Did you know…
that gastroesophageal reflux is relatively common becomes increasingly prevalent in children ages 2 to 18 year after year? Many cases resolve on their own, but as many as 1 in 4 children experience the symptoms of GERD on a chronic basis. If not treated, this disease can lead to serious complications over time, including hoarseness, chest congestion and esophagitis.
Pediatric gastroesophageal reflux disease may be the result of one of many different problems. In some children, reflux is triggered by certain foods, such as carbonated drinks and foods that are highly acidic or high in fat content. For others, GERD may be a problem related to an anatomical abnormality, an allergy or some other underlying condition.
A child with GERD will often experience regurgitation after consuming a meal and sometimes while still feeding. In infants, symptoms are often different from older children. As babies with the condition tend to cough, spit up excessively, vomit and experience irritability. In older children, symptoms may also include frequent swallowing, throat clearing and discomfort in the upper digestive tract (heartburn).
Treatments vary from child to child depending on the cause and severity of the condition, as well as the child’s age. For example, most babies naturally outgrow their reflux between the ages of one and two years old. Elevating the head of a child’s bed and avoiding feedings in the two hours before bed can help improve symptoms. Bottle-infants may benefit from the addition of rice cereal, changes to the size of the bottle nipple, or smaller but more frequent feedings.
When a child experiences persistent GERD that does not respond to lifestyle and dietary modifications, medical intervention may be necessary. This may include the use of certain medications, such as H2 receptor antagonists and proton pump inhibitors.
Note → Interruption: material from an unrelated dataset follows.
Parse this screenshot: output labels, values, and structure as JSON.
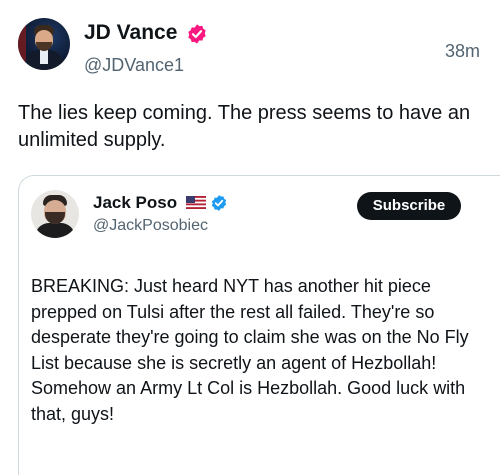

If your child is exhibiting symptoms of GERD, talk with your pediatrician about referral to our office.